Segment Start: DATA SUPPLIED
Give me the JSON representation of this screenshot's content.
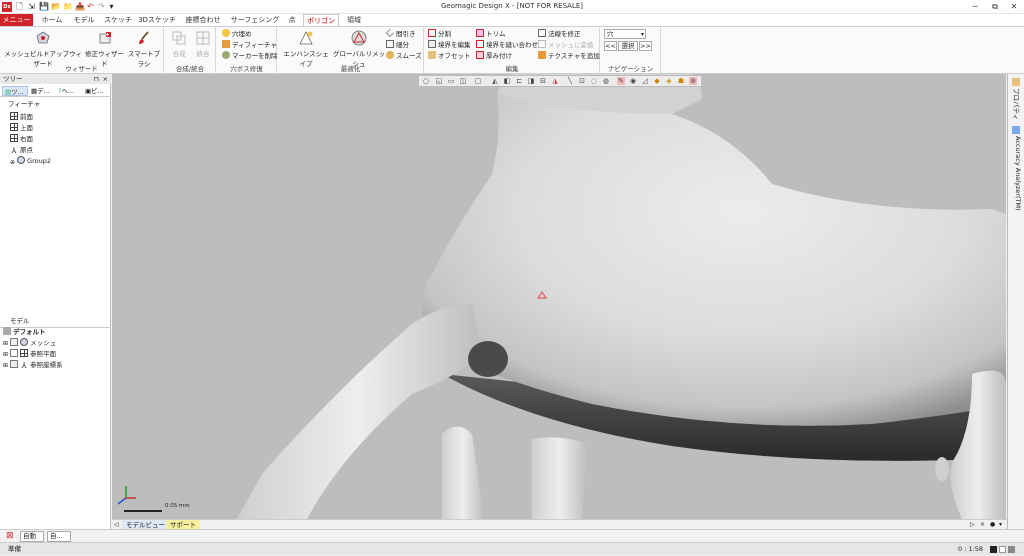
{
  "app": {
    "logo_text": "Dx",
    "title": "Geomagic Design X - [NOT FOR RESALE]"
  },
  "window_controls": {
    "minimize": "─",
    "restore": "⧉",
    "close": "✕"
  },
  "menu_tabs": [
    {
      "label": "メニュー"
    },
    {
      "label": "ホーム"
    },
    {
      "label": "モデル"
    },
    {
      "label": "スケッチ"
    },
    {
      "label": "3Dスケッチ"
    },
    {
      "label": "座標合わせ"
    },
    {
      "label": "サーフェシング"
    },
    {
      "label": "点"
    },
    {
      "label": "ポリゴン"
    },
    {
      "label": "領域"
    }
  ],
  "ribbon": {
    "wizard": {
      "label": "ウィザード",
      "buttons": [
        "メッシュビルドアップウィザード",
        "修正ウィザード",
        "スマートブラシ"
      ]
    },
    "merge": {
      "label": "合成/統合",
      "buttons": [
        "合成",
        "統合"
      ]
    },
    "hole": {
      "label": "穴ボス修復",
      "buttons": [
        "穴埋め",
        "ディフィーチャ",
        "マーカーを削除"
      ]
    },
    "optimize": {
      "label": "最適化",
      "big_buttons": [
        "エンハンスシェイプ",
        "グローバルリメッシュ"
      ],
      "small_buttons": [
        "間引き",
        "細分",
        "スムーズ"
      ]
    },
    "edit": {
      "label": "編集",
      "col1": [
        "分割",
        "境界を編集",
        "オフセット"
      ],
      "col2": [
        "トリム",
        "境界を縫い合わせ",
        "厚み付け"
      ],
      "col3": [
        "法線を修正",
        "メッシュに変換",
        "テクスチャを追加"
      ]
    },
    "navigation": {
      "label": "ナビゲーション",
      "combo_value": "穴",
      "prev": "<<",
      "select": "選択",
      "next": ">>"
    }
  },
  "tree_panel": {
    "title": "ツリー",
    "tabs": [
      "ツ...",
      "デ...",
      "ヘ...",
      "ビ..."
    ],
    "features_header": "フィーチャ",
    "features": [
      "前面",
      "上面",
      "右面",
      "原点",
      "Group2"
    ],
    "model_header": "モデル",
    "model_items": [
      "デフォルト",
      "メッシュ",
      "参照平面",
      "参照座標系"
    ]
  },
  "right_bar": {
    "tabs": [
      "プロパティ",
      "Accuracy Analyzer(TM)"
    ]
  },
  "viewport": {
    "scale_label": "0.05 mm"
  },
  "bottom_tabs": [
    "モデルビュー",
    "サポート"
  ],
  "status_row": {
    "auto1": "自動",
    "auto2": "自..."
  },
  "status": {
    "text": "準備",
    "scale": "0 : 1:58"
  },
  "colors": {
    "accent": "#d0232a",
    "support_tab": "#f6ef9b",
    "model_tab": "#dfe9f6"
  }
}
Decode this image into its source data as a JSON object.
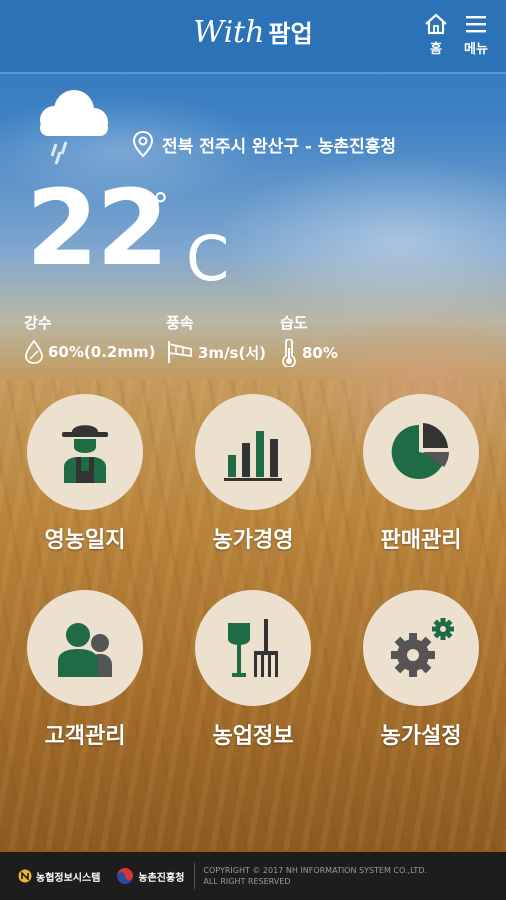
{
  "header": {
    "logo_script": "With",
    "logo_word": "팜업",
    "home_label": "홈",
    "menu_label": "메뉴"
  },
  "weather": {
    "location": "전북 전주시 완산구 - 농촌진흥청",
    "temperature": "22",
    "degree_symbol": "°",
    "unit": "C",
    "precip_title": "강수",
    "precip_value": "60%(0.2mm)",
    "wind_title": "풍속",
    "wind_value": "3m/s(서)",
    "humidity_title": "습도",
    "humidity_value": "80%"
  },
  "menu": [
    {
      "label": "영농일지",
      "icon": "farmer-icon"
    },
    {
      "label": "농가경영",
      "icon": "bar-chart-icon"
    },
    {
      "label": "판매관리",
      "icon": "pie-chart-icon"
    },
    {
      "label": "고객관리",
      "icon": "customers-icon"
    },
    {
      "label": "농업정보",
      "icon": "shovel-rake-icon"
    },
    {
      "label": "농가설정",
      "icon": "gears-icon"
    }
  ],
  "footer": {
    "org1": "농협정보시스템",
    "org2": "농촌진흥청",
    "copyright_line1": "COPYRIGHT © 2017 NH INFORMATION SYSTEM CO.,LTD.",
    "copyright_line2": "ALL RIGHT RESERVED"
  },
  "colors": {
    "header_bg": "#2b73b6",
    "tile_bg": "#ece0cf",
    "icon_green": "#1f6b45",
    "icon_dark": "#333333",
    "footer_bg": "#1d1d1d"
  }
}
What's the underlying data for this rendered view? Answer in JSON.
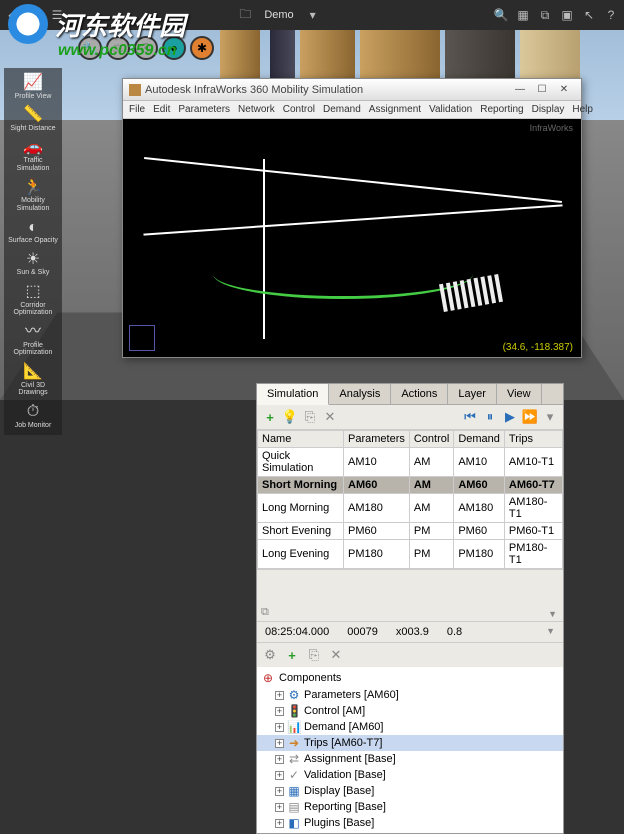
{
  "watermark": {
    "text": "河东软件园",
    "url": "www.pc0359.cn"
  },
  "topbar": {
    "project_label": "Demo"
  },
  "left_palette": [
    {
      "label": "Profile View"
    },
    {
      "label": "Sight Distance"
    },
    {
      "label": "Traffic Simulation"
    },
    {
      "label": "Mobility Simulation"
    },
    {
      "label": "Surface Opacity"
    },
    {
      "label": "Sun & Sky"
    },
    {
      "label": "Corridor Optimization"
    },
    {
      "label": "Profile Optimization"
    },
    {
      "label": "Civil 3D Drawings"
    },
    {
      "label": "Job Monitor"
    }
  ],
  "inner_window": {
    "title": "Autodesk InfraWorks 360 Mobility Simulation",
    "menus": [
      "File",
      "Edit",
      "Parameters",
      "Network",
      "Control",
      "Demand",
      "Assignment",
      "Validation",
      "Reporting",
      "Display",
      "Help"
    ],
    "brand": "InfraWorks",
    "coords": "(34.6, -118.387)"
  },
  "sim_panel": {
    "tabs": [
      "Simulation",
      "Analysis",
      "Actions",
      "Layer",
      "View"
    ],
    "active_tab": 0,
    "columns": [
      "Name",
      "Parameters",
      "Control",
      "Demand",
      "Trips"
    ],
    "rows": [
      {
        "cells": [
          "Quick Simulation",
          "AM10",
          "AM",
          "AM10",
          "AM10-T1"
        ],
        "selected": false
      },
      {
        "cells": [
          "Short Morning",
          "AM60",
          "AM",
          "AM60",
          "AM60-T7"
        ],
        "selected": true
      },
      {
        "cells": [
          "Long Morning",
          "AM180",
          "AM",
          "AM180",
          "AM180-T1"
        ],
        "selected": false
      },
      {
        "cells": [
          "Short Evening",
          "PM60",
          "PM",
          "PM60",
          "PM60-T1"
        ],
        "selected": false
      },
      {
        "cells": [
          "Long Evening",
          "PM180",
          "PM",
          "PM180",
          "PM180-T1"
        ],
        "selected": false
      }
    ],
    "time": {
      "clock": "08:25:04.000",
      "step": "00079",
      "speed": "x003.9",
      "factor": "0.8"
    },
    "tree_root": "Components",
    "tree": [
      {
        "label": "Parameters [AM60]",
        "icon": "⚙",
        "color": "#2a6db8"
      },
      {
        "label": "Control [AM]",
        "icon": "🚦",
        "color": "#2a9d2a"
      },
      {
        "label": "Demand [AM60]",
        "icon": "📊",
        "color": "#b86b2a"
      },
      {
        "label": "Trips [AM60-T7]",
        "icon": "➜",
        "color": "#d08020",
        "selected": true
      },
      {
        "label": "Assignment [Base]",
        "icon": "⇄",
        "color": "#888"
      },
      {
        "label": "Validation [Base]",
        "icon": "✓",
        "color": "#888"
      },
      {
        "label": "Display [Base]",
        "icon": "▦",
        "color": "#2a6db8"
      },
      {
        "label": "Reporting [Base]",
        "icon": "▤",
        "color": "#888"
      },
      {
        "label": "Plugins [Base]",
        "icon": "◧",
        "color": "#2a6db8"
      }
    ]
  }
}
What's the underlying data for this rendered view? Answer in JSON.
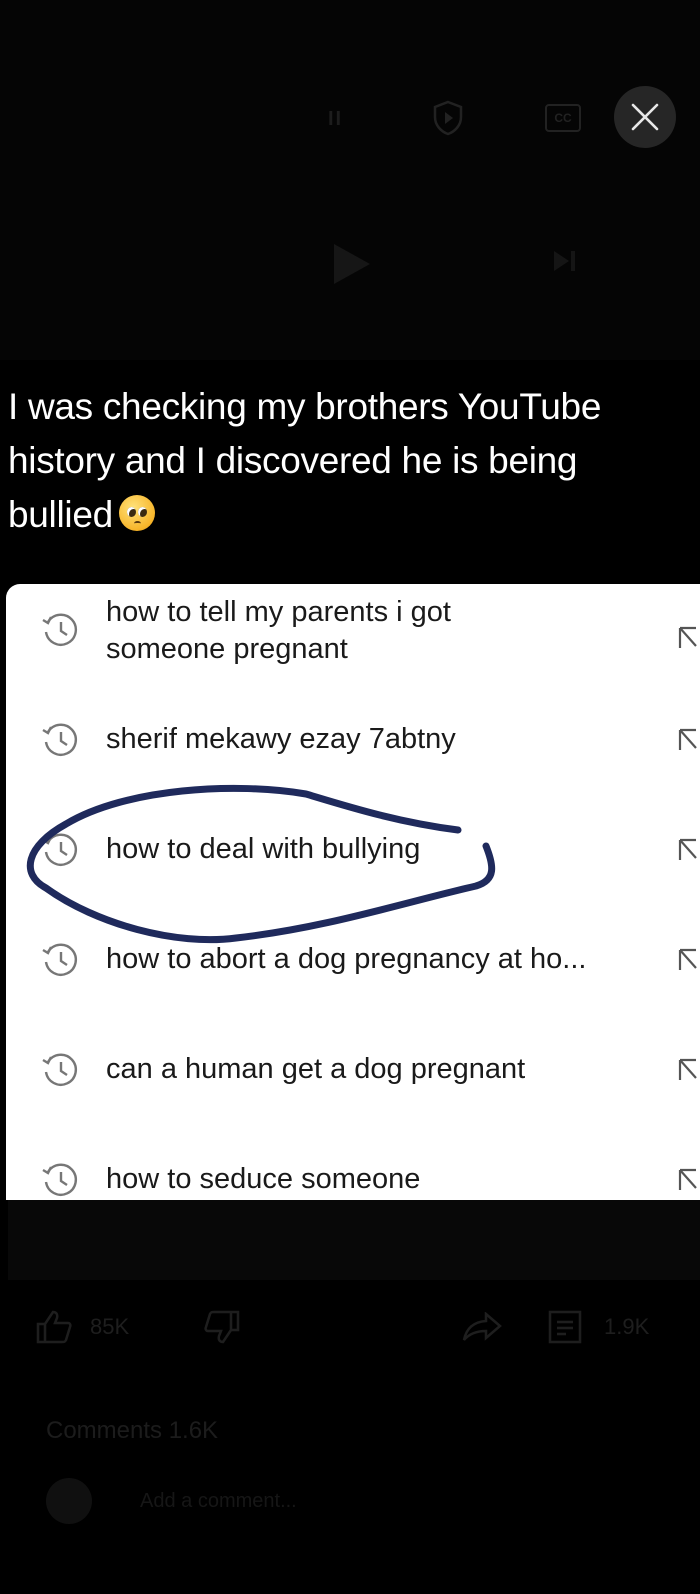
{
  "player": {
    "cc_label": "CC",
    "pause_glyph": "II"
  },
  "caption": {
    "text": "I was checking my brothers YouTube history and I discovered he is being bullied",
    "emoji_name": "pleading-face-emoji"
  },
  "history": {
    "items": [
      {
        "text": "how to tell my parents i got someone pregnant",
        "icon": "history-clock-icon"
      },
      {
        "text": "sherif mekawy ezay 7abtny",
        "icon": "history-clock-icon"
      },
      {
        "text": "how to deal with bullying",
        "icon": "history-clock-icon",
        "circled": true
      },
      {
        "text": "how to abort a dog pregnancy at ho...",
        "icon": "history-clock-icon"
      },
      {
        "text": "can a human get a dog pregnant",
        "icon": "history-clock-icon"
      },
      {
        "text": "how to seduce someone",
        "icon": "history-clock-icon"
      }
    ],
    "circle_color": "#1f2a5c"
  },
  "lower": {
    "like_count": "85K",
    "save_count": "1.9K",
    "comments_label": "Comments 1.6K",
    "add_comment_placeholder": "Add a comment..."
  }
}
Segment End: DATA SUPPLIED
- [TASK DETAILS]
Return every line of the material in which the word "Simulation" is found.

- [SOLUTION]
      "label": "Traffic Simulation"
      "label": "Mobility Simulation"
    "title": "Autodesk InfraWorks 360 Mobility Simulation",
      "Simulation",
          "Quick Simulation",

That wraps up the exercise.